ABOUT THIS TASK: Keep the pictures out of the copy and print all the entries below exactly.

RAW DATA:
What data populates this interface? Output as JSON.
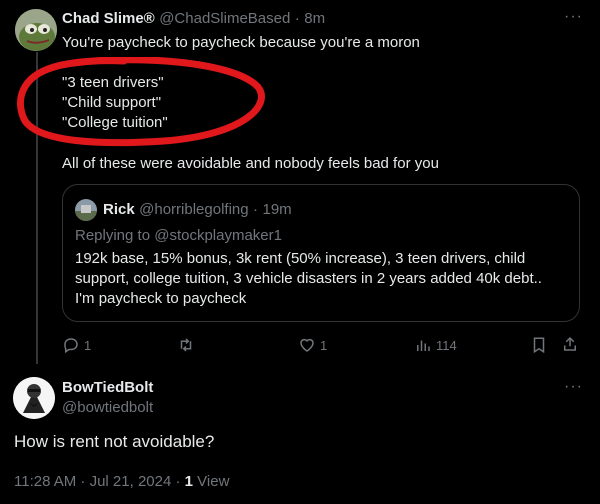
{
  "original_post": {
    "author_name": "Chad Slime®",
    "handle": "@ChadSlimeBased",
    "separator": "·",
    "time": "8m",
    "line1": "You're paycheck to paycheck because you're a moron",
    "quote_line1": "\"3 teen drivers\"",
    "quote_line2": "\"Child support\"",
    "quote_line3": "\"College tuition\"",
    "line2": "All of these were avoidable and nobody feels bad for you"
  },
  "quoted_post": {
    "author_name": "Rick",
    "handle": "@horriblegolfing",
    "separator": "·",
    "time": "19m",
    "replying_to": "Replying to @stockplaymaker1",
    "body_line1": "192k base, 15% bonus, 3k rent (50% increase), 3 teen drivers, child",
    "body_line2": "support, college tuition, 3 vehicle disasters in 2 years added 40k debt..",
    "body_line3": "I'm paycheck to paycheck"
  },
  "actions": {
    "reply_count": "1",
    "retweet_count": "",
    "like_count": "1",
    "views_count": "114"
  },
  "reply_post": {
    "author_name": "BowTiedBolt",
    "handle": "@bowtiedbolt",
    "body": "How is rent not avoidable?",
    "time": "11:28 AM · Jul 21, 2024 · ",
    "views_number": "1",
    "views_label": " View"
  },
  "colors": {
    "background": "#000000",
    "text": "#e7e9ea",
    "muted": "#71767b",
    "annotation": "#e0181b"
  },
  "icons": {
    "more": "more-dots-icon",
    "reply": "reply-icon",
    "retweet": "retweet-icon",
    "like": "heart-icon",
    "views": "views-icon",
    "bookmark": "bookmark-icon",
    "share": "share-icon"
  }
}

RESPONSE:
What data populates this interface? Output as JSON.
{
  "original_post": {
    "author_name": "Chad Slime®",
    "handle": "@ChadSlimeBased",
    "separator": "·",
    "time": "8m",
    "line1": "You're paycheck to paycheck because you're a moron",
    "quote_line1": "\"3 teen drivers\"",
    "quote_line2": "\"Child support\"",
    "quote_line3": "\"College tuition\"",
    "line2": "All of these were avoidable and nobody feels bad for you"
  },
  "quoted_post": {
    "author_name": "Rick",
    "handle": "@horriblegolfing",
    "separator": "·",
    "time": "19m",
    "replying_to": "Replying to @stockplaymaker1",
    "body_line1": "192k base, 15% bonus, 3k rent (50% increase), 3 teen drivers, child",
    "body_line2": "support, college tuition, 3 vehicle disasters in 2 years added 40k debt..",
    "body_line3": "I'm paycheck to paycheck"
  },
  "actions": {
    "reply_count": "1",
    "retweet_count": "",
    "like_count": "1",
    "views_count": "114"
  },
  "reply_post": {
    "author_name": "BowTiedBolt",
    "handle": "@bowtiedbolt",
    "body": "How is rent not avoidable?",
    "time": "11:28 AM · Jul 21, 2024 · ",
    "views_number": "1",
    "views_label": " View"
  },
  "colors": {
    "background": "#000000",
    "text": "#e7e9ea",
    "muted": "#71767b",
    "annotation": "#e0181b"
  },
  "icons": {
    "more": "more-dots-icon",
    "reply": "reply-icon",
    "retweet": "retweet-icon",
    "like": "heart-icon",
    "views": "views-icon",
    "bookmark": "bookmark-icon",
    "share": "share-icon"
  }
}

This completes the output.